That aside, others say, Nepal’s participation in Davos itself is contradictory as the country’s constitution envisions a socialist-oriented economy while the prime minister is participating in an ultra-capitalist jamboree, where he has to explain the global elite the actual ideology his government holds. Another former Nepali ambassador to Geneva Shambu Ram Simkhada also made a cautious assessment to the visit, saying that lack of preparation, clarity on agenda and correct measures back home would make it difficult to secure investments in the country. “There are big global firms which have been providing political risk assessment on regular basis and on the basis of these reports, the foreign investment can be channelised. PM’s speech does not bring investment but we have created an environment to that by revisiting several policies and red tapes,” he said, adding that the world is closely watching the Marxist-Leninist- Maoist government and its policy.

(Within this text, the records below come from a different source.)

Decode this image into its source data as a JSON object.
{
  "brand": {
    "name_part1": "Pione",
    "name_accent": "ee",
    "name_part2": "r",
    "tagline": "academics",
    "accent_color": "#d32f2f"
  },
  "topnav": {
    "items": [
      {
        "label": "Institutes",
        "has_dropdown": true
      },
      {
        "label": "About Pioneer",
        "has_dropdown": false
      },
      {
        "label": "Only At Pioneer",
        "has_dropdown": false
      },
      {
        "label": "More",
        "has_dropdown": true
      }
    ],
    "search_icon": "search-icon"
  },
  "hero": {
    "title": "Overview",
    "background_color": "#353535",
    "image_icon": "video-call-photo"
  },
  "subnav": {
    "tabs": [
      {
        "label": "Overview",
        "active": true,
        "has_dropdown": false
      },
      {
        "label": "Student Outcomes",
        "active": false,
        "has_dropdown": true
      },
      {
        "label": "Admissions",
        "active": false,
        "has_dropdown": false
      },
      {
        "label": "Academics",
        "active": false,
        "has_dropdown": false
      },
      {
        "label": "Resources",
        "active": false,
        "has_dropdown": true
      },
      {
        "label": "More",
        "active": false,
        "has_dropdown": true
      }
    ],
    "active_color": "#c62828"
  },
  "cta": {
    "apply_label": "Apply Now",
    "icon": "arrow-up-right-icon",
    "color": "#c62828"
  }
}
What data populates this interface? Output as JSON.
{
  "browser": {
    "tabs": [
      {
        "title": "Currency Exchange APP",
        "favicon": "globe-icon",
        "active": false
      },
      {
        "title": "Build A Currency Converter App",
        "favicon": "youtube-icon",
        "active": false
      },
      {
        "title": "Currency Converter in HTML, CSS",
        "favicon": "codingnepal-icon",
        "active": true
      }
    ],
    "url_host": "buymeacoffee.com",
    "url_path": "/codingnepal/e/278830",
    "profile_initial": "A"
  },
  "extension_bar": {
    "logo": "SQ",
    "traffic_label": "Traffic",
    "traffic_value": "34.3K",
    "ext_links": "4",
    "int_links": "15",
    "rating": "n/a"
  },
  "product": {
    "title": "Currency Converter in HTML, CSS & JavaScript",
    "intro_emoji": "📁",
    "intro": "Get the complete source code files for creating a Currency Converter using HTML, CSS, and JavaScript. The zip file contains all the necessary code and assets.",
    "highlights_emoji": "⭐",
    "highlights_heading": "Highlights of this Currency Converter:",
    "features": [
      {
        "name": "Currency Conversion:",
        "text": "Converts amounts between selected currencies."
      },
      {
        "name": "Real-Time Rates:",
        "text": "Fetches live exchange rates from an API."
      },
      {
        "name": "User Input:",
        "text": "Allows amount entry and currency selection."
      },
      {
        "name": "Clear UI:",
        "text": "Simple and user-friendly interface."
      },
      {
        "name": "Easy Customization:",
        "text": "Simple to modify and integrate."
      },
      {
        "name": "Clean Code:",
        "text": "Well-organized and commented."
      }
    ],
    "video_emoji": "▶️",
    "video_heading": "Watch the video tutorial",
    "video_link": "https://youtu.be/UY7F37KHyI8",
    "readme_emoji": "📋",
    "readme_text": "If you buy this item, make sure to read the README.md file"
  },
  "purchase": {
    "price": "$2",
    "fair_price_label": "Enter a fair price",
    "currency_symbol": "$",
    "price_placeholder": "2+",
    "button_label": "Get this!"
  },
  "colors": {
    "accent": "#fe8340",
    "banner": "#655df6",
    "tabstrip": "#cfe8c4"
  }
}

Government officials, including Oli, have been saying that Nepal will raise issues of problem faced by the landlocked and least developed countries and Nepal’s effort to create an inclusive progressive economic architecture, investment-friendly legal framework and government’s move to correct laws and administrative set up to harness foreign investment by setting up investment-friendly legal and institutional reforms where profit of any investors is ensured.But just making a statement in Davos at the highest political level does not ensure the foreign investment, says noted economist Posh Raj Pandey. “ I did not see enough preparation on government side. Second, Nepal can sponsor one session in Davos so that we can be better projected and can sell our agendas. Third is to set up linkages between Nepali business community and corporate and business community present in Davos. Without adequate homework who will link up?” he asked. The participation of ministers and officials does not ensure the investment but participation of the business community as well as private sectors should be ensured by the government, Pandey added. Accompanied by two ministers, advisers, senior officials, Oli will address two separate sessions on ‘Strategic Outlook on South Asia’ and ‘Shaping the Future of Democracy’ on January 22 and 23 respectively. He will also address the Informal Gathering of World Economic Leaders on the theme of ‘The End of Global Trade as We Know It?’ on January 23.
He will hold meetings with political as well as business leaders during the visit.
“I think internal resilience of a country is what contributes to external image projection,” Gopal Thapa, a retired foreign ministry official, said. “In a domestic political situation such as ours dominated by continued internal chaos, mismanagement and unbridled corruption, how would you envisage a flow of external assistance in the country?
“The hubris and insatiable greed for power and purse in our political leaders is largely responsible for the steady erosion of image and standings of the country. The reality is many countries know it is not safe to invest in Nepal,” said Thapa.